One of the most important things during a crisis is for the authorities to speak in clear language. If the public doesn’t know exactly what’s expected of them or exactly what the prognosis is for the immediate future, that’s a recipe for making an already-difficult period only more confusing and chaotic.
The current confusion over “shelter in place” is an excellent, if frustrating, example. As it is traditionally used, shelter in place has an intuitively obvious definition: “Shelter in place means finding a safe location indoors and staying there until you are given an ‘all clear’ or told to evacuate,” notes Yale University’s website. The two most common situations in which shelter-in-place orders are given are probably during tornadoes and active-shooter events. What both those events have in common is (1) there is an imminent threat to people’s lives unless they stay exactly where they are, and (2) authorities can accurately state when the threat has dissipated and it is okay to leave. “Shelter in place” feels designed to have a certain visceral urgency to it, because that’s what it needs during those circumstances: If you leave your basement or the classroom where you’re hunkered down, you could be killed immediately.
During the coronavirus crisis, though, shelter in place has become part of the American vernacular in a much different and more confusing way. Take the Bay Area and Sacramento. About 9 million people there are under what has been described as a shelter-in-place order — except it is nothing like that. As this explainer, well, explains, residents of the six counties in question can get in their car to drive elsewhere, can pick up takeout from the many restaurants still serving it, can go out for a walk or run or for all sorts of other activities (while advised to stay six feet from others), and on and on. Police have some discretion to enforce a stricter set of guidelines, but as of now they aren’t doing so at all. You can leave your house whenever you want.
So it really isn’t a shelter-in-place order at all, and it is likely that many people are confused when they encounter that phrase. There would be many other, more accurate ways to describe the situation, like “limit your excursions, and stay six feet from others if you do go out.”

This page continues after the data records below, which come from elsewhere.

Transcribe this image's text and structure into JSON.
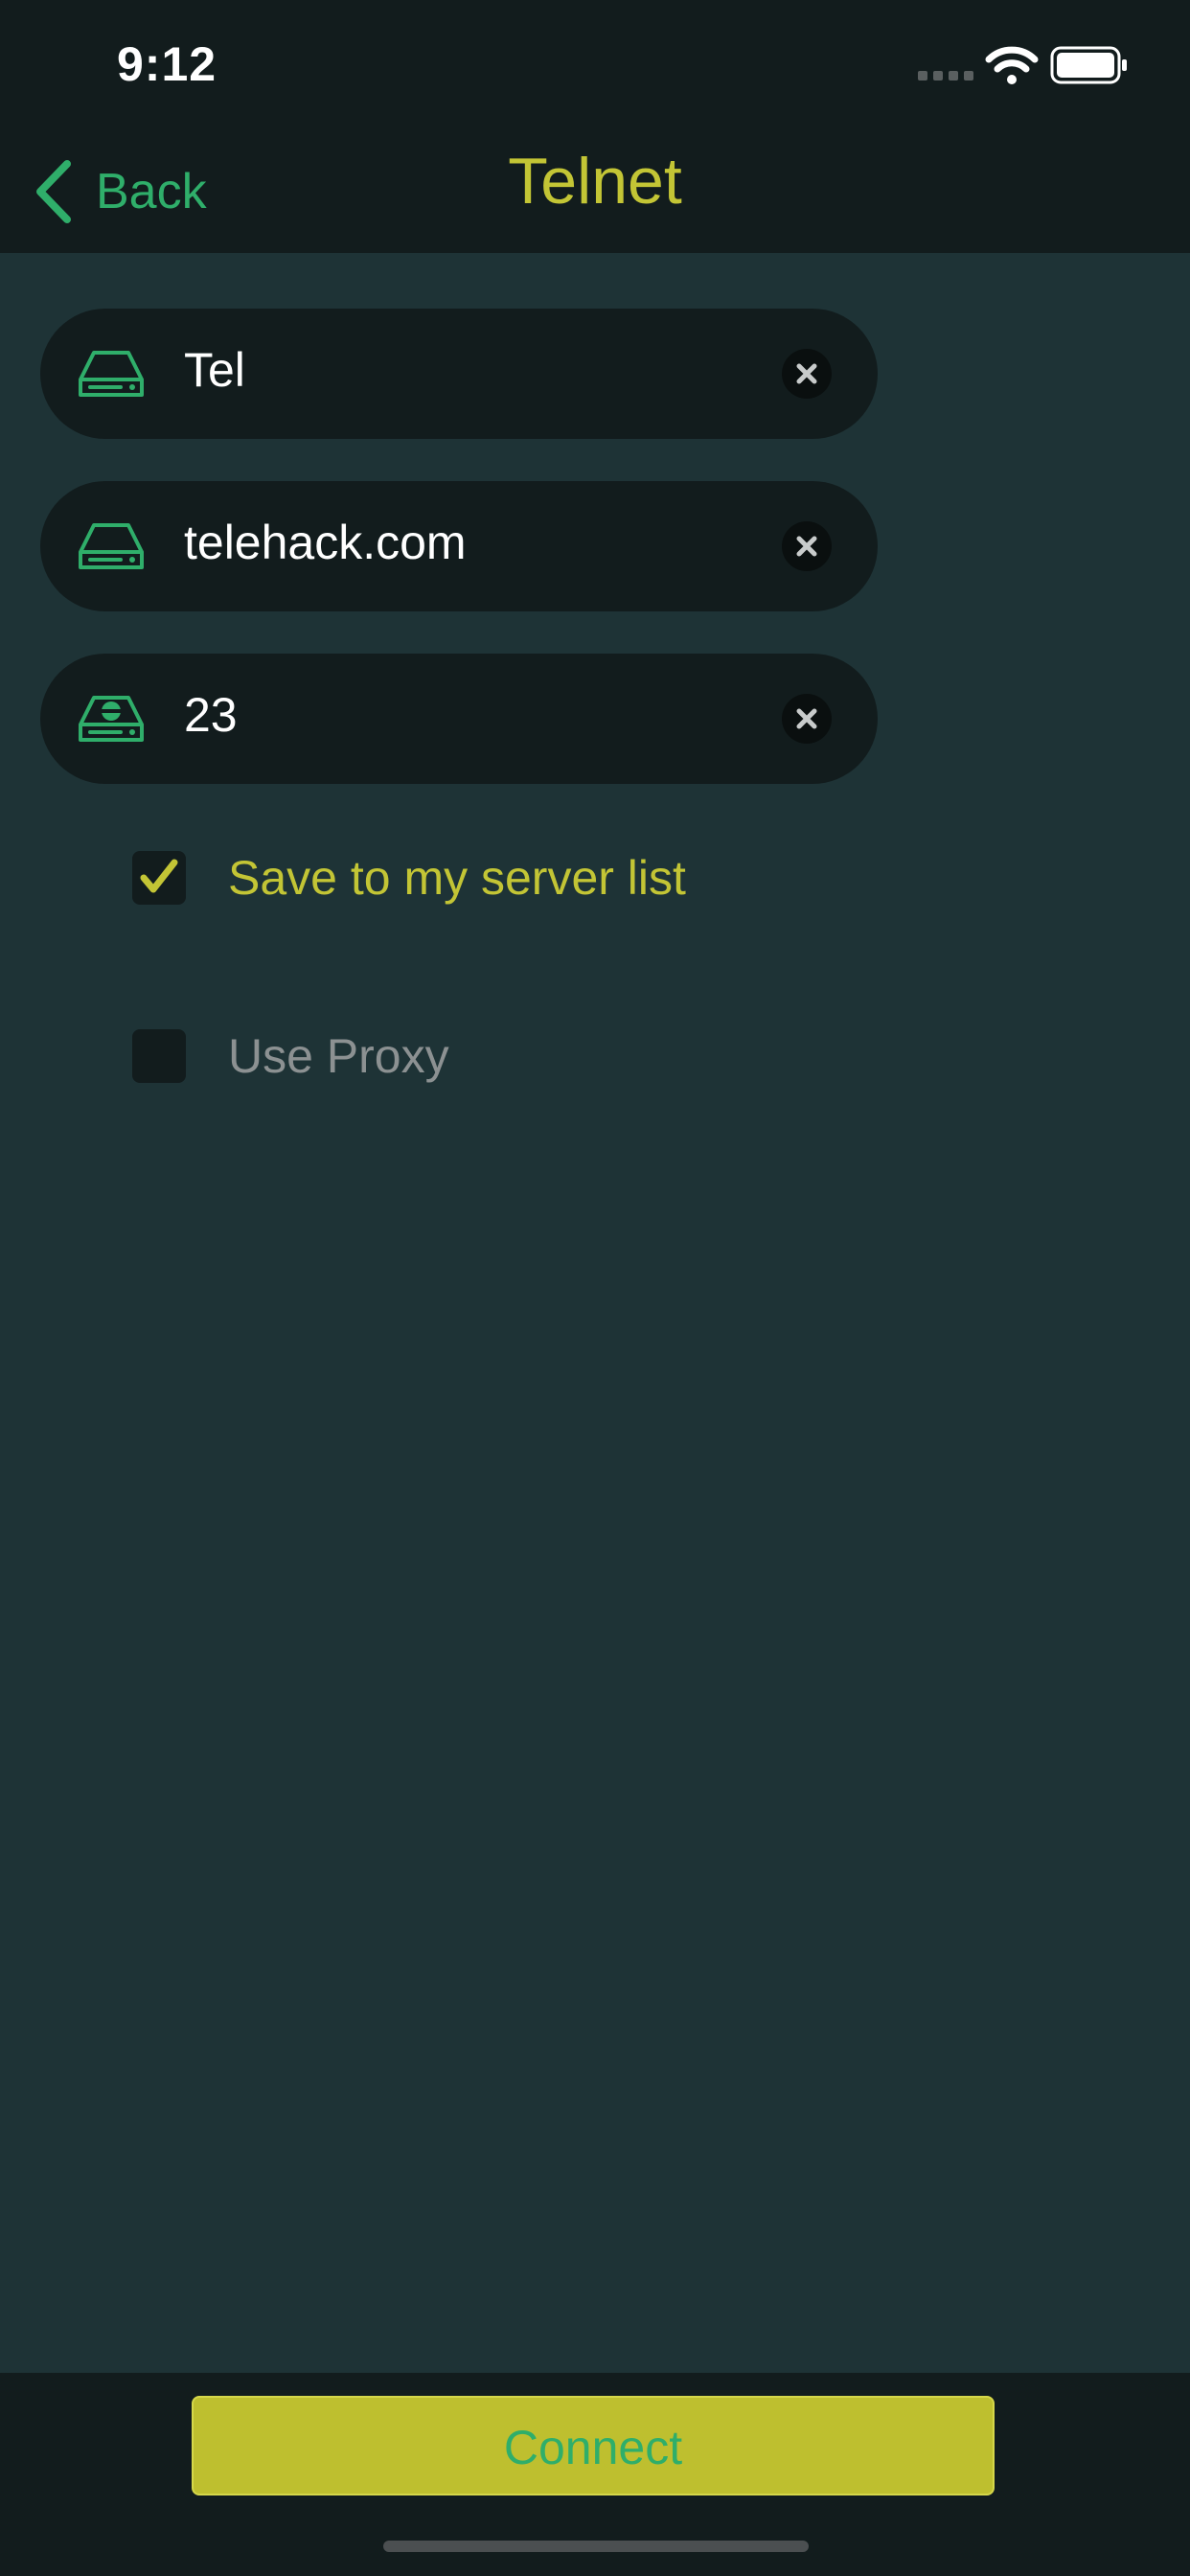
{
  "status_bar": {
    "time": "9:12"
  },
  "nav": {
    "back_label": "Back",
    "title": "Telnet"
  },
  "fields": [
    {
      "value": "Tel",
      "icon": "server-drive-icon"
    },
    {
      "value": "telehack.com",
      "icon": "server-drive-icon"
    },
    {
      "value": "23",
      "icon": "server-port-icon"
    }
  ],
  "options": {
    "save": {
      "label": "Save to my server list",
      "checked": true
    },
    "proxy": {
      "label": "Use Proxy",
      "checked": false
    }
  },
  "actions": {
    "connect_label": "Connect"
  },
  "colors": {
    "background": "#1e3336",
    "bar": "#121c1d",
    "accent_yellow": "#c3c535",
    "accent_green": "#2fae6a",
    "button": "#bebf2f"
  }
}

In New York City there’s some similar ambiguity. There has been a long, drawn-out conversation over whether the city should institute a shelter-in-place order: Mayor Bill de Blasio seems to want one, while Governor Andrew Cuomo has dragged his feet and highlighted the practical difficulties. But even two of the most powerful men in New York State don’t seem to know exactly what they are talking about: “De Blasio acknowledged he was unsure of the difference between quarantine and shelter-in-place order, and further said any decision should involve input from the state,” notes the Daily News. Cuomo, for his part, only made things more confusing during press appearances in which he hasn’t been working with the same definition of shelter in place as other leaders. “You want to shelter in place, what you’re really saying is we’re closing the businesses, right?” he said during an interview with Rachel Maddow and Brian Williams on Tuesday, responding to a question from Maddow about the Bay Area’s shelter-in-place order. Then, during a press conference yesterday, he opposed a shelter-in-place order on the grounds that it could involve shutting down grocery stores.
The idea of food markets in New York City shutting down is, in fact, terrifying, and were it to happen, it would likely cause an instant panic or attempted exodus — but as of now there is no place in the U.S. under a shelter-in-place order where such markets are closed. In the Bay Area, you can walk into a supermarket and buy what you want (depending on supplies).
Authorities should simply stop using this phrase. It’s extremely confusing because, as of now at least, it doesn’t mean what it sounds like. Perhaps more important, if things get worse and an actual shelter-in-place order could become necessary, it will only ramp up the confusion: We’re instituting a shelter-in-place order — no, but really this time.
It doesn’t matter what alternative phraseology politicians adopt. Anything that is pithy and clear will work. But for now, “shelter in place” is extremely confusing and should be dropped.